PROBLEM TO WORK ON ▸ Could you give the data that follows again exactly, without its pictures?

WORKING DATA ▸

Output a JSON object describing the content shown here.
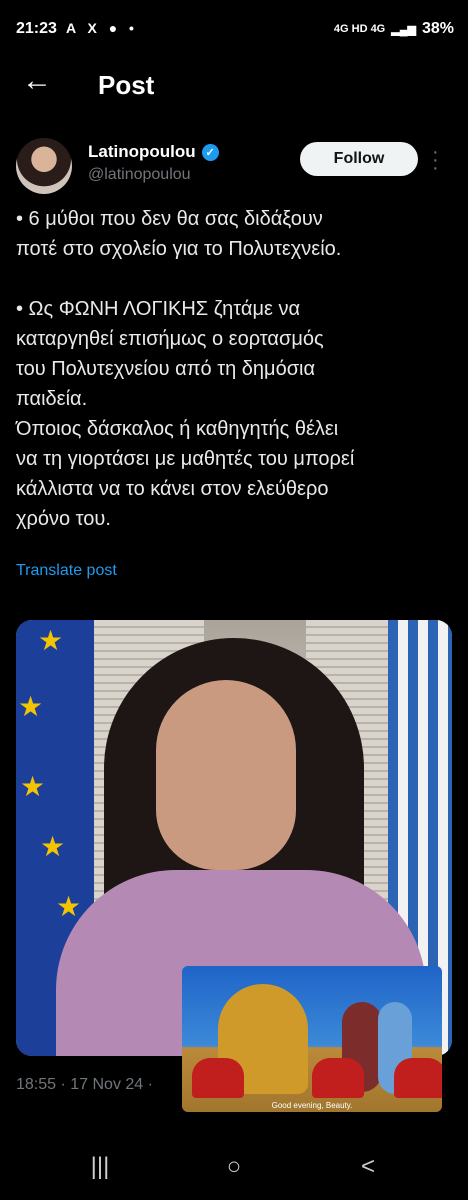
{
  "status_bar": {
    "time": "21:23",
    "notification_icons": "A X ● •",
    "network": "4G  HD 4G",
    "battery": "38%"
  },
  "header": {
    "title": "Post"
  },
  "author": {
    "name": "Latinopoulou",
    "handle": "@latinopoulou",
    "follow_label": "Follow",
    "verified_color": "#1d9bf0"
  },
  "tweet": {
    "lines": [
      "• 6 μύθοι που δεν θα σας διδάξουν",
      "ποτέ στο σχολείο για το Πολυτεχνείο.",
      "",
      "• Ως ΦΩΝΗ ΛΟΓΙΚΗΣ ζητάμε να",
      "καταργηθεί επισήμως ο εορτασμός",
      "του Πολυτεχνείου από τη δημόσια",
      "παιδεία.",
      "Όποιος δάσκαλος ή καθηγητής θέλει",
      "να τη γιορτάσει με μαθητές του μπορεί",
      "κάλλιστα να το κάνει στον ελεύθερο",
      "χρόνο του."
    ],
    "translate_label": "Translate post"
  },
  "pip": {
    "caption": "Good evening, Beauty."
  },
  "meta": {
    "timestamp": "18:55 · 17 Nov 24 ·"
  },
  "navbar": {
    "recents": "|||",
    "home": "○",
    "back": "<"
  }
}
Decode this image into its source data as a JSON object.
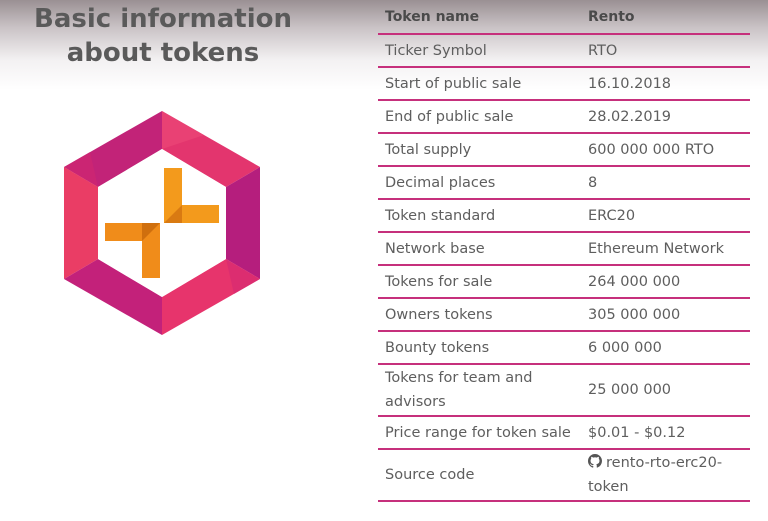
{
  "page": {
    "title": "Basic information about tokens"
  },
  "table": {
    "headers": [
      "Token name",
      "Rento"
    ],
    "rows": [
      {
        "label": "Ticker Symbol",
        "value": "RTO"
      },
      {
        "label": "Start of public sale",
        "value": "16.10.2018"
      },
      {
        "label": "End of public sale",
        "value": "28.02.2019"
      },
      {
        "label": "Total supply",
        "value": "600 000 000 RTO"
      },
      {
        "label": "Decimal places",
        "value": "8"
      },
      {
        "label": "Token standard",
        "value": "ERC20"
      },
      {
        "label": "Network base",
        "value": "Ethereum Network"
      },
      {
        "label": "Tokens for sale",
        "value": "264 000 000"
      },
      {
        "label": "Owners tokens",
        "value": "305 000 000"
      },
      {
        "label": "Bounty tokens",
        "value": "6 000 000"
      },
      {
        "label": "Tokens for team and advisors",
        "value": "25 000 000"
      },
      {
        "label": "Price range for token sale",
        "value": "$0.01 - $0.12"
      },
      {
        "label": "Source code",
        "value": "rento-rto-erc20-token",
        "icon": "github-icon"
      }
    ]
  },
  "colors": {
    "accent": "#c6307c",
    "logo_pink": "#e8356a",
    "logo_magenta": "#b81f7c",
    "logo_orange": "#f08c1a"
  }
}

RESULT OF THIS TASK ▸
Output a JSON object describing the content shown here.
{
  "status_bar": {
    "time": "21:23",
    "notification_icons": "A X ● •",
    "network": "4G  HD 4G",
    "battery": "38%"
  },
  "header": {
    "title": "Post"
  },
  "author": {
    "name": "Latinopoulou",
    "handle": "@latinopoulou",
    "follow_label": "Follow",
    "verified_color": "#1d9bf0"
  },
  "tweet": {
    "lines": [
      "• 6 μύθοι που δεν θα σας διδάξουν",
      "ποτέ στο σχολείο για το Πολυτεχνείο.",
      "",
      "• Ως ΦΩΝΗ ΛΟΓΙΚΗΣ ζητάμε να",
      "καταργηθεί επισήμως ο εορτασμός",
      "του Πολυτεχνείου από τη δημόσια",
      "παιδεία.",
      "Όποιος δάσκαλος ή καθηγητής θέλει",
      "να τη γιορτάσει με μαθητές του μπορεί",
      "κάλλιστα να το κάνει στον ελεύθερο",
      "χρόνο του."
    ],
    "translate_label": "Translate post"
  },
  "pip": {
    "caption": "Good evening, Beauty."
  },
  "meta": {
    "timestamp": "18:55 · 17 Nov 24 ·"
  },
  "navbar": {
    "recents": "|||",
    "home": "○",
    "back": "<"
  }
}
Decode this image into its source data as a JSON object.
{
  "page": {
    "title": "Basic information about tokens"
  },
  "table": {
    "headers": [
      "Token name",
      "Rento"
    ],
    "rows": [
      {
        "label": "Ticker Symbol",
        "value": "RTO"
      },
      {
        "label": "Start of public sale",
        "value": "16.10.2018"
      },
      {
        "label": "End of public sale",
        "value": "28.02.2019"
      },
      {
        "label": "Total supply",
        "value": "600 000 000 RTO"
      },
      {
        "label": "Decimal places",
        "value": "8"
      },
      {
        "label": "Token standard",
        "value": "ERC20"
      },
      {
        "label": "Network base",
        "value": "Ethereum Network"
      },
      {
        "label": "Tokens for sale",
        "value": "264 000 000"
      },
      {
        "label": "Owners tokens",
        "value": "305 000 000"
      },
      {
        "label": "Bounty tokens",
        "value": "6 000 000"
      },
      {
        "label": "Tokens for team and advisors",
        "value": "25 000 000"
      },
      {
        "label": "Price range for token sale",
        "value": "$0.01 - $0.12"
      },
      {
        "label": "Source code",
        "value": "rento-rto-erc20-token",
        "icon": "github-icon"
      }
    ]
  },
  "colors": {
    "accent": "#c6307c",
    "logo_pink": "#e8356a",
    "logo_magenta": "#b81f7c",
    "logo_orange": "#f08c1a"
  }
}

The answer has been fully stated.